In November 1944, Anatoly Gorsky reported to Moscow that according to Elizabeth Bentley, Price had begun a sexual relationship with one of her sources, Duncan Chaplin Lee. "(Price) established an intimate relationship with (Lee), and she did not tell us about it until recently." Gorsky was concerned that this affair might result in Lee's exposure as a spy because his wife, who was also a member of the Communist Party of the United States (CPUSA), knew about his spying. "(Lee) and (Price) met in two places, at her flat and at his. The meetings were held in the presence of (Lee's) wife, who was aware of her husband's secret work." [1] Lee's wife discovered her husband's love affair and complained in a series of jealous scenes. The NKVD became worried about these developments and ordered her to stop serving as his courier.[2]

Elizabeth Bentley claimed Price was psychologically unfit for further clandestine work. The head of the CPUSA, Earl Browder, later released her from the NKGB. Her code name used by Soviet intelligence was "Dir".

Political activities and later years[edit]

Price, by now retired from spying, returned to North Carolina around 1945 and organized the state chapter of a liberal group, the Southern Conference for Human Welfare. In 1948, Price became the head of the state's Progressive Party. As the Progressive Party nominee, she was the first woman to appear on the ballot as a candidate for Governor of North Carolina. After Bentley accused Price of being a spy in July of that year, she came in a distant third in the election, and moved back to Washington, D.C., where she worked at the embassy of Czechoslovakia. In later years, she married Charles Adamson and worked for the National Council of Churches. She died in California in 1980.[3]

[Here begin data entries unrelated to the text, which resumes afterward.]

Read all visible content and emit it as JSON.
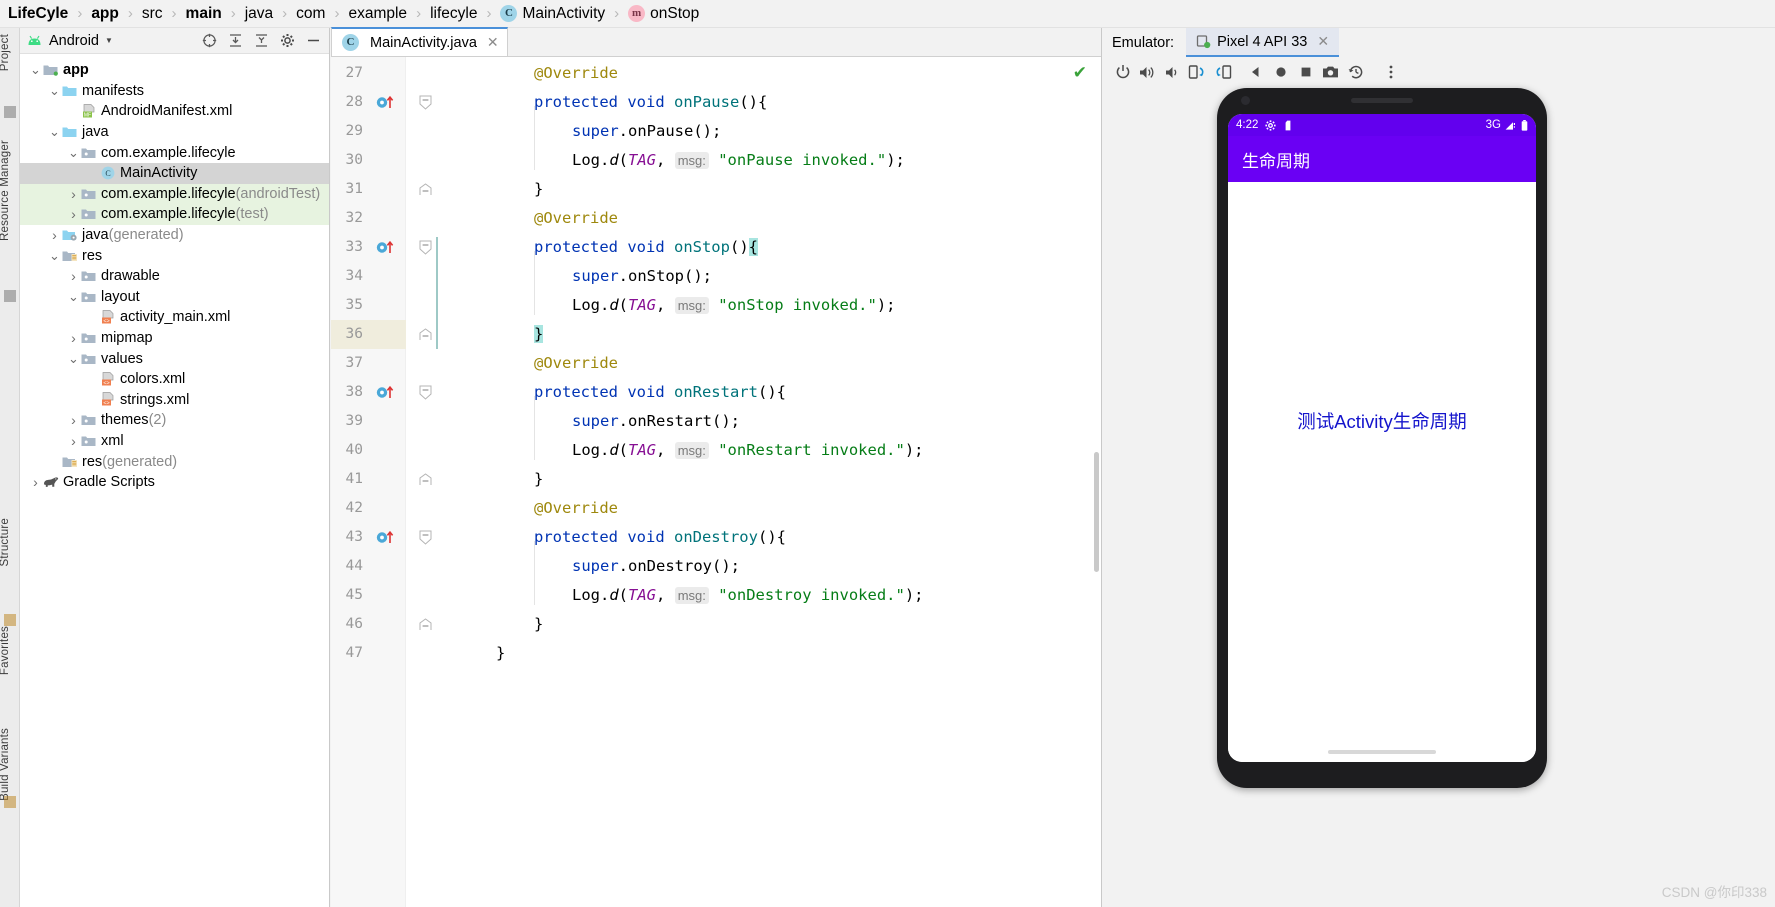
{
  "breadcrumb": {
    "items": [
      {
        "label": "LifeCyle",
        "bold": true,
        "icon": null
      },
      {
        "label": "app",
        "bold": true,
        "icon": null
      },
      {
        "label": "src",
        "bold": false,
        "icon": null
      },
      {
        "label": "main",
        "bold": true,
        "icon": null
      },
      {
        "label": "java",
        "bold": false,
        "icon": null
      },
      {
        "label": "com",
        "bold": false,
        "icon": null
      },
      {
        "label": "example",
        "bold": false,
        "icon": null
      },
      {
        "label": "lifecyle",
        "bold": false,
        "icon": null
      },
      {
        "label": "MainActivity",
        "bold": false,
        "icon": "class-icon"
      },
      {
        "label": "onStop",
        "bold": false,
        "icon": "method-icon"
      }
    ],
    "separator": "›",
    "class_icon_letter": "C",
    "method_icon_letter": "m"
  },
  "left_rail": {
    "items": [
      {
        "label": "Project",
        "name": "rail-project"
      },
      {
        "label": "Resource Manager",
        "name": "rail-resource-manager"
      },
      {
        "label": "Structure",
        "name": "rail-structure"
      },
      {
        "label": "Favorites",
        "name": "rail-favorites"
      },
      {
        "label": "Build Variants",
        "name": "rail-build-variants"
      }
    ]
  },
  "project_panel": {
    "title": "Android",
    "dropdown_arrow": "▼",
    "toolbar_icons": [
      "target-icon",
      "expand-all-icon",
      "collapse-all-icon",
      "gear-icon",
      "minimize-icon"
    ],
    "tree": [
      {
        "indent": 0,
        "arrow": "v",
        "icon": "module-folder-icon",
        "label": "app",
        "suffix": "",
        "bold": true,
        "selected": false,
        "test": false
      },
      {
        "indent": 1,
        "arrow": "v",
        "icon": "folder-blue-icon",
        "label": "manifests",
        "suffix": "",
        "bold": false,
        "selected": false,
        "test": false
      },
      {
        "indent": 2,
        "arrow": "",
        "icon": "manifest-file-icon",
        "label": "AndroidManifest.xml",
        "suffix": "",
        "bold": false,
        "selected": false,
        "test": false
      },
      {
        "indent": 1,
        "arrow": "v",
        "icon": "folder-blue-icon",
        "label": "java",
        "suffix": "",
        "bold": false,
        "selected": false,
        "test": false
      },
      {
        "indent": 2,
        "arrow": "v",
        "icon": "package-icon",
        "label": "com.example.lifecyle",
        "suffix": "",
        "bold": false,
        "selected": false,
        "test": false
      },
      {
        "indent": 3,
        "arrow": "",
        "icon": "class-icon",
        "label": "MainActivity",
        "suffix": "",
        "bold": false,
        "selected": true,
        "test": false
      },
      {
        "indent": 2,
        "arrow": ">",
        "icon": "package-icon",
        "label": "com.example.lifecyle",
        "suffix": "(androidTest)",
        "bold": false,
        "selected": false,
        "test": true
      },
      {
        "indent": 2,
        "arrow": ">",
        "icon": "package-icon",
        "label": "com.example.lifecyle",
        "suffix": "(test)",
        "bold": false,
        "selected": false,
        "test": true
      },
      {
        "indent": 1,
        "arrow": ">",
        "icon": "generated-folder-icon",
        "label": "java",
        "suffix": "(generated)",
        "bold": false,
        "selected": false,
        "test": false
      },
      {
        "indent": 1,
        "arrow": "v",
        "icon": "res-folder-icon",
        "label": "res",
        "suffix": "",
        "bold": false,
        "selected": false,
        "test": false
      },
      {
        "indent": 2,
        "arrow": ">",
        "icon": "package-icon",
        "label": "drawable",
        "suffix": "",
        "bold": false,
        "selected": false,
        "test": false
      },
      {
        "indent": 2,
        "arrow": "v",
        "icon": "package-icon",
        "label": "layout",
        "suffix": "",
        "bold": false,
        "selected": false,
        "test": false
      },
      {
        "indent": 3,
        "arrow": "",
        "icon": "xml-file-icon",
        "label": "activity_main.xml",
        "suffix": "",
        "bold": false,
        "selected": false,
        "test": false
      },
      {
        "indent": 2,
        "arrow": ">",
        "icon": "package-icon",
        "label": "mipmap",
        "suffix": "",
        "bold": false,
        "selected": false,
        "test": false
      },
      {
        "indent": 2,
        "arrow": "v",
        "icon": "package-icon",
        "label": "values",
        "suffix": "",
        "bold": false,
        "selected": false,
        "test": false
      },
      {
        "indent": 3,
        "arrow": "",
        "icon": "xml-file-icon",
        "label": "colors.xml",
        "suffix": "",
        "bold": false,
        "selected": false,
        "test": false
      },
      {
        "indent": 3,
        "arrow": "",
        "icon": "xml-file-icon",
        "label": "strings.xml",
        "suffix": "",
        "bold": false,
        "selected": false,
        "test": false
      },
      {
        "indent": 2,
        "arrow": ">",
        "icon": "package-icon",
        "label": "themes",
        "suffix": "(2)",
        "bold": false,
        "selected": false,
        "test": false
      },
      {
        "indent": 2,
        "arrow": ">",
        "icon": "package-icon",
        "label": "xml",
        "suffix": "",
        "bold": false,
        "selected": false,
        "test": false
      },
      {
        "indent": 1,
        "arrow": "",
        "icon": "generated-res-icon",
        "label": "res",
        "suffix": "(generated)",
        "bold": false,
        "selected": false,
        "test": false
      },
      {
        "indent": 0,
        "arrow": ">",
        "icon": "gradle-icon",
        "label": "Gradle Scripts",
        "suffix": "",
        "bold": false,
        "selected": false,
        "test": false
      }
    ]
  },
  "editor": {
    "tab": {
      "label": "MainActivity.java",
      "icon": "class-icon",
      "close": "✕"
    },
    "inspection_status": "✔",
    "current_line": 36,
    "first_line": 27,
    "lines": [
      {
        "n": 27,
        "indent": 1,
        "fold": "",
        "marker": "",
        "tokens": [
          {
            "t": "@Override",
            "c": "k-ann"
          }
        ]
      },
      {
        "n": 28,
        "indent": 1,
        "fold": "minus",
        "marker": "override",
        "tokens": [
          {
            "t": "protected void ",
            "c": "k-kw"
          },
          {
            "t": "onPause",
            "c": "k-meth"
          },
          {
            "t": "(){",
            "c": "k-plain"
          }
        ]
      },
      {
        "n": 29,
        "indent": 2,
        "fold": "",
        "marker": "",
        "tokens": [
          {
            "t": "super",
            "c": "k-kw"
          },
          {
            "t": ".onPause();",
            "c": "k-plain"
          }
        ]
      },
      {
        "n": 30,
        "indent": 2,
        "fold": "",
        "marker": "",
        "tokens": [
          {
            "t": "Log.",
            "c": "k-plain"
          },
          {
            "t": "d",
            "c": "k-meth-i"
          },
          {
            "t": "(",
            "c": "k-plain"
          },
          {
            "t": "TAG",
            "c": "k-field"
          },
          {
            "t": ", ",
            "c": "k-plain"
          },
          {
            "t": "msg:",
            "c": "hint"
          },
          {
            "t": " ",
            "c": "k-plain"
          },
          {
            "t": "\"onPause invoked.\"",
            "c": "k-str"
          },
          {
            "t": ");",
            "c": "k-plain"
          }
        ]
      },
      {
        "n": 31,
        "indent": 1,
        "fold": "end",
        "marker": "",
        "tokens": [
          {
            "t": "}",
            "c": "k-plain"
          }
        ]
      },
      {
        "n": 32,
        "indent": 1,
        "fold": "",
        "marker": "",
        "tokens": [
          {
            "t": "@Override",
            "c": "k-ann"
          }
        ]
      },
      {
        "n": 33,
        "indent": 1,
        "fold": "minus",
        "marker": "override",
        "tokens": [
          {
            "t": "protected void ",
            "c": "k-kw"
          },
          {
            "t": "onStop",
            "c": "k-meth"
          },
          {
            "t": "()",
            "c": "k-plain"
          },
          {
            "t": "{",
            "c": "brace"
          }
        ]
      },
      {
        "n": 34,
        "indent": 2,
        "fold": "",
        "marker": "",
        "tokens": [
          {
            "t": "super",
            "c": "k-kw"
          },
          {
            "t": ".onStop();",
            "c": "k-plain"
          }
        ]
      },
      {
        "n": 35,
        "indent": 2,
        "fold": "",
        "marker": "",
        "tokens": [
          {
            "t": "Log.",
            "c": "k-plain"
          },
          {
            "t": "d",
            "c": "k-meth-i"
          },
          {
            "t": "(",
            "c": "k-plain"
          },
          {
            "t": "TAG",
            "c": "k-field"
          },
          {
            "t": ", ",
            "c": "k-plain"
          },
          {
            "t": "msg:",
            "c": "hint"
          },
          {
            "t": " ",
            "c": "k-plain"
          },
          {
            "t": "\"onStop invoked.\"",
            "c": "k-str"
          },
          {
            "t": ");",
            "c": "k-plain"
          }
        ]
      },
      {
        "n": 36,
        "indent": 1,
        "fold": "end",
        "marker": "",
        "tokens": [
          {
            "t": "}",
            "c": "brace"
          }
        ]
      },
      {
        "n": 37,
        "indent": 1,
        "fold": "",
        "marker": "",
        "tokens": [
          {
            "t": "@Override",
            "c": "k-ann"
          }
        ]
      },
      {
        "n": 38,
        "indent": 1,
        "fold": "minus",
        "marker": "override",
        "tokens": [
          {
            "t": "protected void ",
            "c": "k-kw"
          },
          {
            "t": "onRestart",
            "c": "k-meth"
          },
          {
            "t": "(){",
            "c": "k-plain"
          }
        ]
      },
      {
        "n": 39,
        "indent": 2,
        "fold": "",
        "marker": "",
        "tokens": [
          {
            "t": "super",
            "c": "k-kw"
          },
          {
            "t": ".onRestart();",
            "c": "k-plain"
          }
        ]
      },
      {
        "n": 40,
        "indent": 2,
        "fold": "",
        "marker": "",
        "tokens": [
          {
            "t": "Log.",
            "c": "k-plain"
          },
          {
            "t": "d",
            "c": "k-meth-i"
          },
          {
            "t": "(",
            "c": "k-plain"
          },
          {
            "t": "TAG",
            "c": "k-field"
          },
          {
            "t": ", ",
            "c": "k-plain"
          },
          {
            "t": "msg:",
            "c": "hint"
          },
          {
            "t": " ",
            "c": "k-plain"
          },
          {
            "t": "\"onRestart invoked.\"",
            "c": "k-str"
          },
          {
            "t": ");",
            "c": "k-plain"
          }
        ]
      },
      {
        "n": 41,
        "indent": 1,
        "fold": "end",
        "marker": "",
        "tokens": [
          {
            "t": "}",
            "c": "k-plain"
          }
        ]
      },
      {
        "n": 42,
        "indent": 1,
        "fold": "",
        "marker": "",
        "tokens": [
          {
            "t": "@Override",
            "c": "k-ann"
          }
        ]
      },
      {
        "n": 43,
        "indent": 1,
        "fold": "minus",
        "marker": "override",
        "tokens": [
          {
            "t": "protected void ",
            "c": "k-kw"
          },
          {
            "t": "onDestroy",
            "c": "k-meth"
          },
          {
            "t": "(){",
            "c": "k-plain"
          }
        ]
      },
      {
        "n": 44,
        "indent": 2,
        "fold": "",
        "marker": "",
        "tokens": [
          {
            "t": "super",
            "c": "k-kw"
          },
          {
            "t": ".onDestroy();",
            "c": "k-plain"
          }
        ]
      },
      {
        "n": 45,
        "indent": 2,
        "fold": "",
        "marker": "",
        "tokens": [
          {
            "t": "Log.",
            "c": "k-plain"
          },
          {
            "t": "d",
            "c": "k-meth-i"
          },
          {
            "t": "(",
            "c": "k-plain"
          },
          {
            "t": "TAG",
            "c": "k-field"
          },
          {
            "t": ", ",
            "c": "k-plain"
          },
          {
            "t": "msg:",
            "c": "hint"
          },
          {
            "t": " ",
            "c": "k-plain"
          },
          {
            "t": "\"onDestroy invoked.\"",
            "c": "k-str"
          },
          {
            "t": ");",
            "c": "k-plain"
          }
        ]
      },
      {
        "n": 46,
        "indent": 1,
        "fold": "end",
        "marker": "",
        "tokens": [
          {
            "t": "}",
            "c": "k-plain"
          }
        ]
      },
      {
        "n": 47,
        "indent": 0,
        "fold": "",
        "marker": "",
        "tokens": [
          {
            "t": "}",
            "c": "k-plain"
          }
        ]
      }
    ]
  },
  "emulator": {
    "panel_label": "Emulator:",
    "tab": {
      "label": "Pixel 4 API 33",
      "icon": "device-icon",
      "close": "✕"
    },
    "toolbar": [
      {
        "name": "power-button-icon",
        "glyph": "power"
      },
      {
        "name": "volume-up-icon",
        "glyph": "vol-up"
      },
      {
        "name": "volume-down-icon",
        "glyph": "vol-down"
      },
      {
        "name": "rotate-left-icon",
        "glyph": "rot-left"
      },
      {
        "name": "rotate-right-icon",
        "glyph": "rot-right"
      },
      {
        "name": "back-button-icon",
        "glyph": "back"
      },
      {
        "name": "home-button-icon",
        "glyph": "home"
      },
      {
        "name": "overview-button-icon",
        "glyph": "overview"
      },
      {
        "name": "screenshot-icon",
        "glyph": "camera"
      },
      {
        "name": "snapshot-history-icon",
        "glyph": "history"
      },
      {
        "name": "more-options-icon",
        "glyph": "more"
      }
    ],
    "device_screen": {
      "status_bar": {
        "time": "4:22",
        "left_icons": [
          "gear-icon",
          "sd-card-icon"
        ],
        "network": "3G",
        "right_icons": [
          "signal-icon",
          "battery-icon"
        ]
      },
      "app_bar_title": "生命周期",
      "body_text": "测试Activity生命周期",
      "colors": {
        "status_bar": "#6200EE",
        "app_bar": "#6a00f4",
        "body_text": "#1414cc",
        "background": "#ffffff"
      }
    }
  },
  "watermark": "CSDN @你印338"
}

  • Haynes, John Earl & Klehr, Harvey (2000). Venona: Decoding Soviet Espionage in America. Yale University Press. ISBN 0-300-08462-5.
  • Bernard Schuster and Joseph Katz: KGB Master Spies in the United States
  • Oral History Interview with Mary Price Adamson from Oral Histories of the American South